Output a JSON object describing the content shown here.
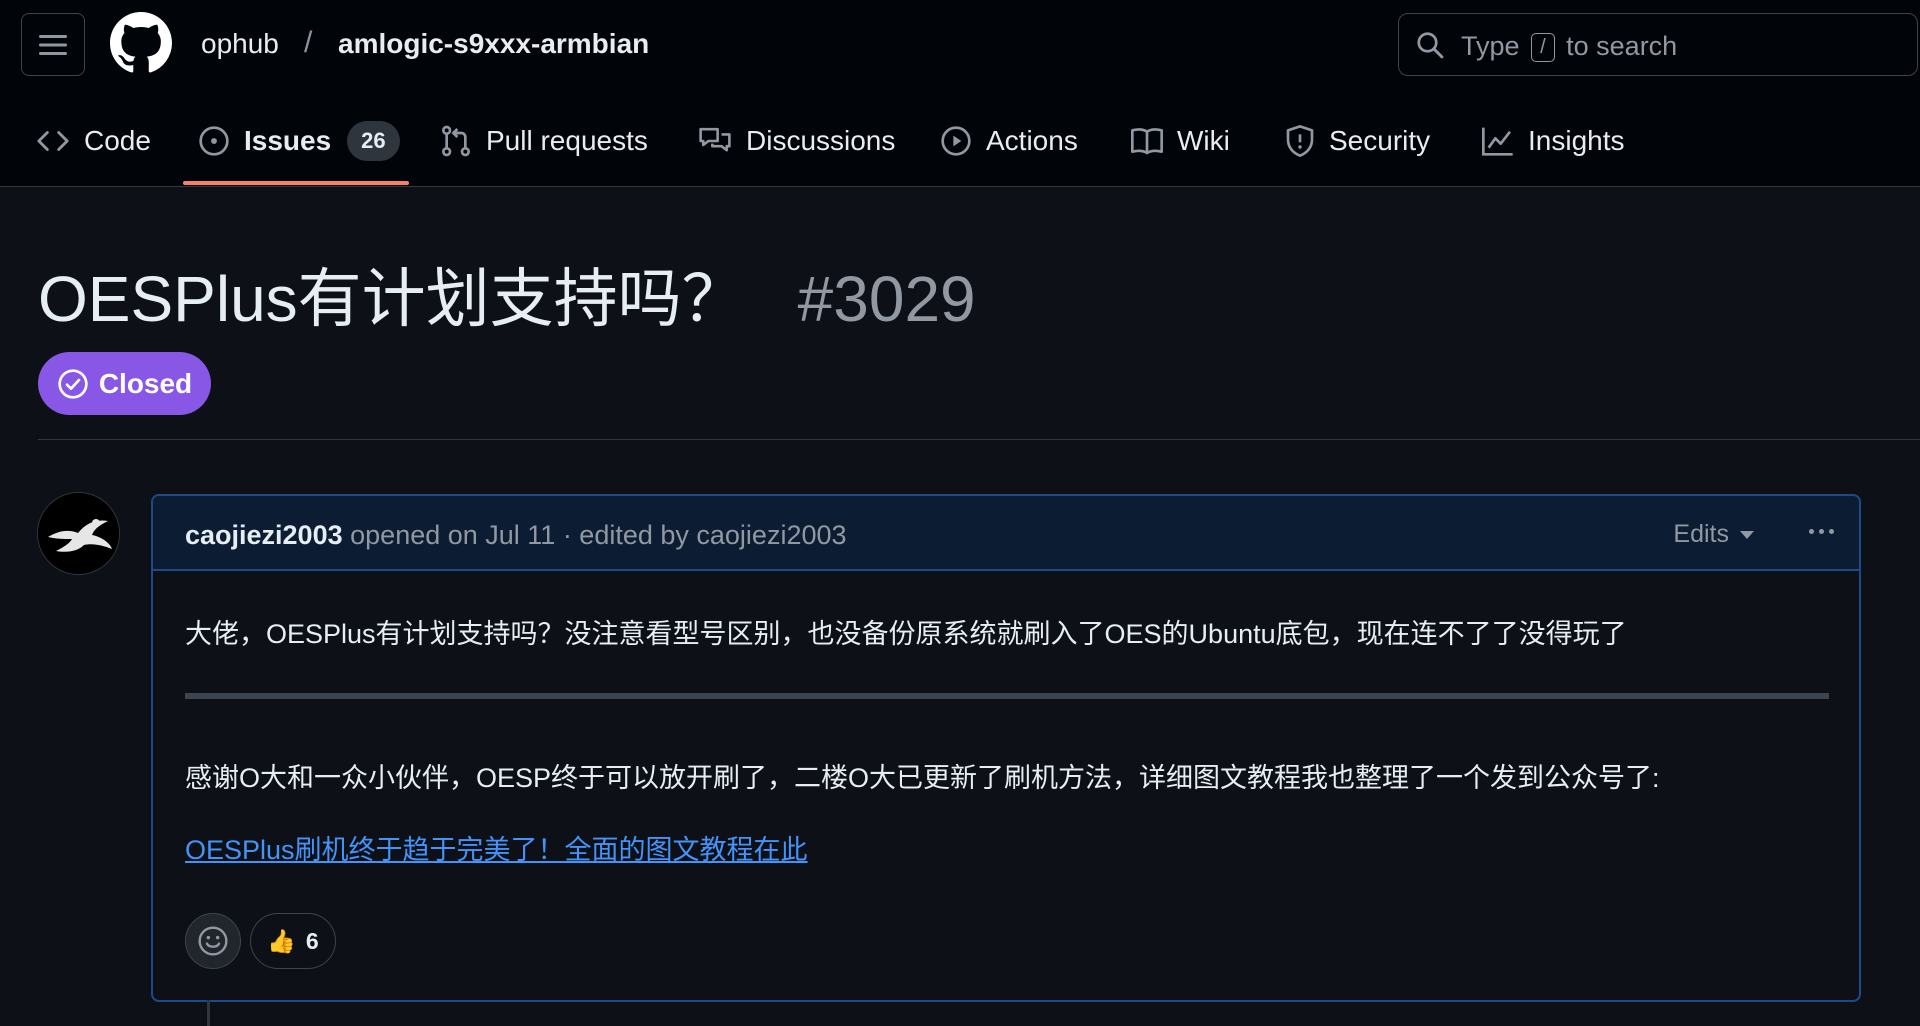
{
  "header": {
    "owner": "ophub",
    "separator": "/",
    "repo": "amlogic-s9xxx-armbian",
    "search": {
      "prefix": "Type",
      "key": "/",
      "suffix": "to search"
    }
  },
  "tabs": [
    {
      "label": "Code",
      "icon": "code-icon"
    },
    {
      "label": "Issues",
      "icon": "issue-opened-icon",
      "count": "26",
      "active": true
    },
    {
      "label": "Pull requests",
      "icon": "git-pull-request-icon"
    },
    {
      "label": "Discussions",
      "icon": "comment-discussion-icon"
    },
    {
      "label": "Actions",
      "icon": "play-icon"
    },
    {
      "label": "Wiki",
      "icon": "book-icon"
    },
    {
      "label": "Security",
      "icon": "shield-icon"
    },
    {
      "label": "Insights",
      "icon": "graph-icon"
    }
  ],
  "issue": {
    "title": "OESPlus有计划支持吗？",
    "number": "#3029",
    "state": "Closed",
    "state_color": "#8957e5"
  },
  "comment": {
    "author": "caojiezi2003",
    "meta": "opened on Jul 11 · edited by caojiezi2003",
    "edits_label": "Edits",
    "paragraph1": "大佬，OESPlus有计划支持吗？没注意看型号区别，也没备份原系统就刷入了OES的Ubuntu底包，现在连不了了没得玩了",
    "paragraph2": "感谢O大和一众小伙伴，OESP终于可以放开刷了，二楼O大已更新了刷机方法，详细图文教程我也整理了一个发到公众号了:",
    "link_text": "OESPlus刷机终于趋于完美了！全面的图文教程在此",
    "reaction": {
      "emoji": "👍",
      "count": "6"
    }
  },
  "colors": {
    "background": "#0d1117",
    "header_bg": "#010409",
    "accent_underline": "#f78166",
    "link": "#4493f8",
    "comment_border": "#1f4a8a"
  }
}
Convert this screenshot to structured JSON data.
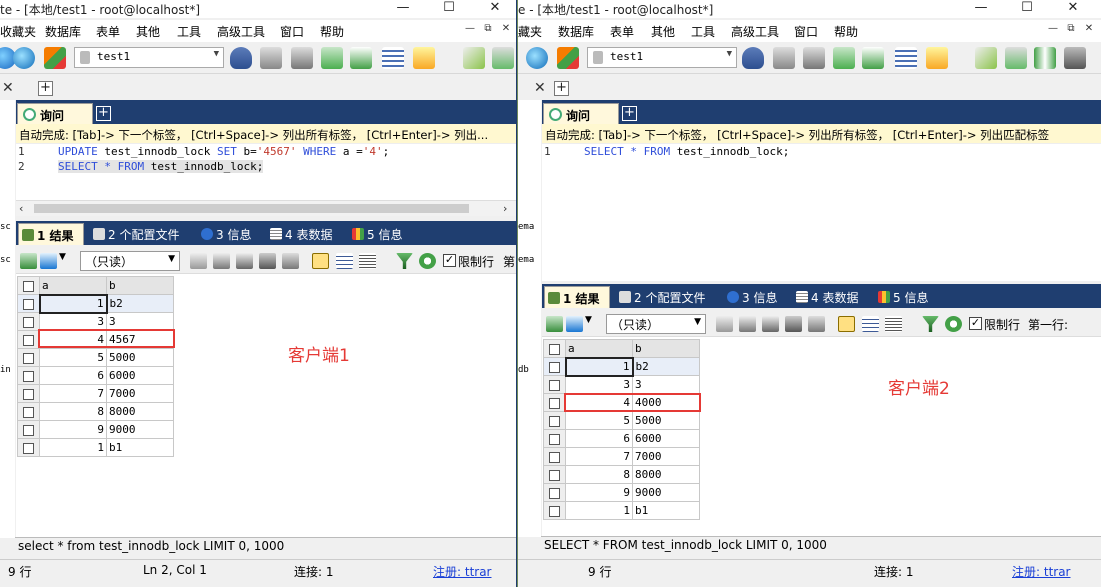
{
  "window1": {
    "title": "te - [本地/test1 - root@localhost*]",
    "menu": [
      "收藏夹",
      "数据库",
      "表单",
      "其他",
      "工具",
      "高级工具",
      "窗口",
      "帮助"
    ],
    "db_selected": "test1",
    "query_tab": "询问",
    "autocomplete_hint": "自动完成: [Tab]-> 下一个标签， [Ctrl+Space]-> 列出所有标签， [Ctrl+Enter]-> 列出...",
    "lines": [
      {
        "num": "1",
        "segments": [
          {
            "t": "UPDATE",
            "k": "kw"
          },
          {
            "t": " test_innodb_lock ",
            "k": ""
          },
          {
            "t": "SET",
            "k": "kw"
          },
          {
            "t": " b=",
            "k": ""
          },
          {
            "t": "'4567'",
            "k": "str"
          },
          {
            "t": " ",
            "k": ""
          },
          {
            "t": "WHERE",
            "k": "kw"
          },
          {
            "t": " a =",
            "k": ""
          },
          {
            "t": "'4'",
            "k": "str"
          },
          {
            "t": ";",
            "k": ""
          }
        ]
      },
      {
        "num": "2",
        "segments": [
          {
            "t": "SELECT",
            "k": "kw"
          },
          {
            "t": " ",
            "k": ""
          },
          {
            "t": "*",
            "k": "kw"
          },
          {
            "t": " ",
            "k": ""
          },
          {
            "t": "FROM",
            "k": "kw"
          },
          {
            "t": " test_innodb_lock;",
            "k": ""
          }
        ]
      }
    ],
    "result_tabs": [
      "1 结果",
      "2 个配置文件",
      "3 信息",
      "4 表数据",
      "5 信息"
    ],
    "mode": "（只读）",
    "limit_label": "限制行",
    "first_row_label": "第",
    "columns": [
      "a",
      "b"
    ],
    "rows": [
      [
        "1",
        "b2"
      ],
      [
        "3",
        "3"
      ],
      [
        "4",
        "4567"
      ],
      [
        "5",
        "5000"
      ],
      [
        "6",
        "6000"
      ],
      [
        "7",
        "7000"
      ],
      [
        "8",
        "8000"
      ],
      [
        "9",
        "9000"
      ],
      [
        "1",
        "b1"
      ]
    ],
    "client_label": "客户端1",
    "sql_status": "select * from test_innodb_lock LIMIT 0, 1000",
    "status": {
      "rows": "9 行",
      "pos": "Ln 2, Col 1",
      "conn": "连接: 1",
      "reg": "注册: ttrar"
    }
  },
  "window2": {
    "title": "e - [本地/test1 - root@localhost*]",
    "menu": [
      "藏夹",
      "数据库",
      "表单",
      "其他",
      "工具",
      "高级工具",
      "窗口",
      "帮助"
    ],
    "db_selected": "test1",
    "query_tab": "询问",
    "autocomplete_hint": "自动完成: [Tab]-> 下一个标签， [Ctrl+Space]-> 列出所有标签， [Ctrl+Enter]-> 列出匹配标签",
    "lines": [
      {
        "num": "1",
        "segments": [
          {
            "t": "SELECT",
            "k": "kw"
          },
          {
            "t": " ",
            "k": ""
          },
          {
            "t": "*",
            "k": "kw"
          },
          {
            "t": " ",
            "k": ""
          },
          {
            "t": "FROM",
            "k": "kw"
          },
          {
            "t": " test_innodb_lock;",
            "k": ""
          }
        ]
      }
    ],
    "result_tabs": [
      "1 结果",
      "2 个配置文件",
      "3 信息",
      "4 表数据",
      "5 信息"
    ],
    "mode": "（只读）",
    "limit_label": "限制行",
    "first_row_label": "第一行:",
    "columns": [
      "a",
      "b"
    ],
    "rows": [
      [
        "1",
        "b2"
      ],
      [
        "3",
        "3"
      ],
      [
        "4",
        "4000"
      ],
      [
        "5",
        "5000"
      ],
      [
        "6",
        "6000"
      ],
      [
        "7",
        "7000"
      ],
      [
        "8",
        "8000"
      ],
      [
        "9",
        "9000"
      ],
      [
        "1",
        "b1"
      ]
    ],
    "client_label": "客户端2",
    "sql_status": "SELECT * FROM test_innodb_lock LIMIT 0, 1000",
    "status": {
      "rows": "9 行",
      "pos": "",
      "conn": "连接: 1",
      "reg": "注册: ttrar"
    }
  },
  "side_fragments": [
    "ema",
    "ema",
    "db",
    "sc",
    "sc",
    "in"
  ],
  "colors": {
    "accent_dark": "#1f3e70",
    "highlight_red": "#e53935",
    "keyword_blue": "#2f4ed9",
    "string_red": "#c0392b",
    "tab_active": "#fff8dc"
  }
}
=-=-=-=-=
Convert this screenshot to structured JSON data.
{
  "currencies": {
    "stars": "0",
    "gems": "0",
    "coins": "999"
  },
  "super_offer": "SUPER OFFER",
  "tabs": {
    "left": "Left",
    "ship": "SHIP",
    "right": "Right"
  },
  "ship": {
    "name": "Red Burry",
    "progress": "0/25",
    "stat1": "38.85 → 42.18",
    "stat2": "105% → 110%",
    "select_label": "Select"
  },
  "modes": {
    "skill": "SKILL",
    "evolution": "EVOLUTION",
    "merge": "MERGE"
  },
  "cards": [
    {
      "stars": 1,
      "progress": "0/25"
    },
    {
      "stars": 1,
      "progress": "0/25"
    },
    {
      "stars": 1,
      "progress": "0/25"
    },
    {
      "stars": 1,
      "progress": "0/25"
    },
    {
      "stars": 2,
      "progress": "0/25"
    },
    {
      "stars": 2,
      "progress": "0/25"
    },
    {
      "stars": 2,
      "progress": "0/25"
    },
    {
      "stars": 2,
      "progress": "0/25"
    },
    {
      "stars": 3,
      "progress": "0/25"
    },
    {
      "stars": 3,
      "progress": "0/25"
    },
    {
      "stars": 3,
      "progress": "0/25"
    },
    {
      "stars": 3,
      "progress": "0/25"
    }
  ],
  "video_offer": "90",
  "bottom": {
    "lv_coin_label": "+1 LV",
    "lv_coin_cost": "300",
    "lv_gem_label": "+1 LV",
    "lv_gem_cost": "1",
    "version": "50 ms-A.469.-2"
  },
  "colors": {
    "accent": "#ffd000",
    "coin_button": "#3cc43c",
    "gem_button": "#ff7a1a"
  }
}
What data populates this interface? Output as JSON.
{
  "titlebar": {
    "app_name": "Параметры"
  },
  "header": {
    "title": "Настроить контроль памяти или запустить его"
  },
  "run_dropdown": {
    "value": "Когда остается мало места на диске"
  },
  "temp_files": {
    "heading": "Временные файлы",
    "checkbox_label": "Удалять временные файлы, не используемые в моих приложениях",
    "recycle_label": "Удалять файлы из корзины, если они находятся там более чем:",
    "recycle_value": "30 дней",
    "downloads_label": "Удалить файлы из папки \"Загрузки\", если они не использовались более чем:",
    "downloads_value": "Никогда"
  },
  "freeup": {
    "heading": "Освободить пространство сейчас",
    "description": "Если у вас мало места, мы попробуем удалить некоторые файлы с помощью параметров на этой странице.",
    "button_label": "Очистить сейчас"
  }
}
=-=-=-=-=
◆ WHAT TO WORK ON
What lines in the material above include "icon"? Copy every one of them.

◆ EXERCISE RESULT
      "icon": "code-icon"
      "icon": "issue-opened-icon",
      "icon": "git-pull-request-icon"
      "icon": "comment-discussion-icon"
      "icon": "play-icon"
      "icon": "book-icon"
      "icon": "shield-icon"
      "icon": "graph-icon"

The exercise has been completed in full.